|Read later

Robots in education: UAE robotics market to see increased investments

Dubai: The UAE has been quick to adopt the latest in robotics technology across various industries and is expected to see increased investments. According to industry experts, the Middle East automation market is expected to grow at an annual rate of more than six per cent between 2012 and 2016.
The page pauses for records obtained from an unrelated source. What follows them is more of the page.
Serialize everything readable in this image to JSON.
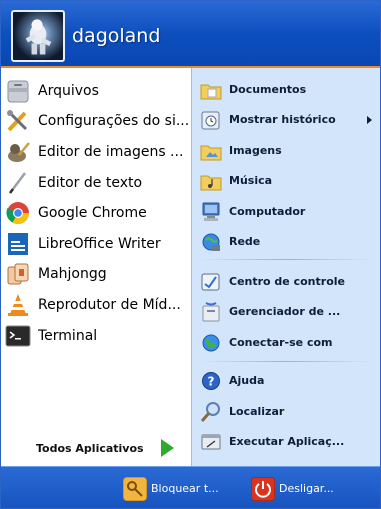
{
  "user": {
    "name": "dagoland"
  },
  "apps": [
    {
      "label": "Arquivos",
      "icon": "file-manager-icon"
    },
    {
      "label": "Configurações do si...",
      "icon": "settings-tools-icon"
    },
    {
      "label": "Editor de imagens ...",
      "icon": "image-editor-icon"
    },
    {
      "label": "Editor de texto",
      "icon": "text-editor-icon"
    },
    {
      "label": "Google Chrome",
      "icon": "chrome-icon"
    },
    {
      "label": "LibreOffice Writer",
      "icon": "writer-icon"
    },
    {
      "label": "Mahjongg",
      "icon": "mahjongg-icon"
    },
    {
      "label": "Reprodutor de Míd...",
      "icon": "vlc-cone-icon"
    },
    {
      "label": "Terminal",
      "icon": "terminal-icon"
    }
  ],
  "all_apps_label": "Todos Aplicativos",
  "places": [
    {
      "label": "Documentos",
      "icon": "documents-folder-icon"
    },
    {
      "label": "Mostrar histórico",
      "icon": "history-icon",
      "submenu": true
    },
    {
      "label": "Imagens",
      "icon": "pictures-folder-icon"
    },
    {
      "label": "Música",
      "icon": "music-folder-icon"
    },
    {
      "label": "Computador",
      "icon": "computer-icon"
    },
    {
      "label": "Rede",
      "icon": "network-icon"
    },
    {
      "label": "Centro de controle",
      "icon": "control-center-icon"
    },
    {
      "label": "Gerenciador de ...",
      "icon": "manager-icon"
    },
    {
      "label": "Conectar-se com",
      "icon": "connect-globe-icon"
    },
    {
      "label": "Ajuda",
      "icon": "help-icon"
    },
    {
      "label": "Localizar",
      "icon": "search-icon"
    },
    {
      "label": "Executar Aplicaç...",
      "icon": "run-app-icon"
    }
  ],
  "footer": {
    "lock_label": "Bloquear t...",
    "shutdown_label": "Desligar..."
  },
  "colors": {
    "header": "#0d4fbe",
    "accent_line": "#e88a2d",
    "right_panel": "#d3e5fa",
    "all_apps_arrow": "#31a82e",
    "shutdown": "#d9351e"
  }
}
“Five years ago, no one knew about robots in the UAE, but now you can see robots in classrooms, universities and lot of companies are using them. There are also drone competitions in the UAE,” Mohammad Al Shamsi, owner and CEO of Dubai-based RoboHiTec and Founder of Emirates Robotics Club, said on the sidelines of the first Robot Technology Exhibition (RTEX) conference held in Dubai on Monday.
Key delegates discussed the benefits of robotics and examined the emirate’s role in becoming the robotics hub of the Middle East and North Africa region.
According to the International Federation of Robotics (IFR), the global demand for industrial robots reached an all-time-high of about 168,000 units in 2013. By 2015, the IFR estimates worldwide robot sales will increase by five per cent on average as a result of the opening up of huge consumer markets in the BRIC (Brazil, Russia, India and China), South East Asia and the Middle East region.
Gaining popularity
Al Shamsi said that the technology is gaining popularity in the healthcare, education, infrastructure, safety and security, aeronautics and aviation sectors in the Middle East.
In the UAE, he said robotics has been successfully used across various sectors including the Dubai Metro and the world’s largest automated parking facility at the Dubai International Financial Centre.
Dr Claus Risager, Partner and Director of Blue Ocean Robotics, said that the UAE is an early adopter of the latest technologies and sees huge potential in the healthcare and education sectors.
“Kids love to explore and are fascinated by robots and therefore they are the perfect tools for a range of significant improvements or even revolutions in the schools. For example, introducing more individually focused teaching, where there’s a transformation from book and blackboard-based education to a one-to-one experimental way of learning,” he said.
This method also supports an “entrepreneurship culture” and more importantly there are significant improvements reported from teachers in their daily work, in addition to economic incentives for the school owners.
The main reason for the growth in robotics is the digital revolution and that is set to grow exponentially.
Talking about the growth in Europe, Dr José Barata, Assistant Professor (UNL) and Researcher (UNINOVA), said that Europe has 32 per cent share of the industrial automation market.
Not only the economy will grow but it will also create more jobs by automising, he said.
For the market to see growth, he said that human-robot interaction is very essential.
“Europe has been awarded funding of €80 billion over seven years (2014-2020) and has attracted private investment,” Barata said.
“A host of new technologies have eased and simplified the day-to-day lives of the residents. As the industry expands, it offers huge growth opportunities for local business to invest, innovate and drive advancement in the technologies of tomorrow,” he said.
There was a live robot demonstration to show its usability and relevance in day-to-day lives and The University of Wollongong in Dubai held their annual robotics competition where more than 300 participants from UAE schools shared new creative ideas from the field of robotics.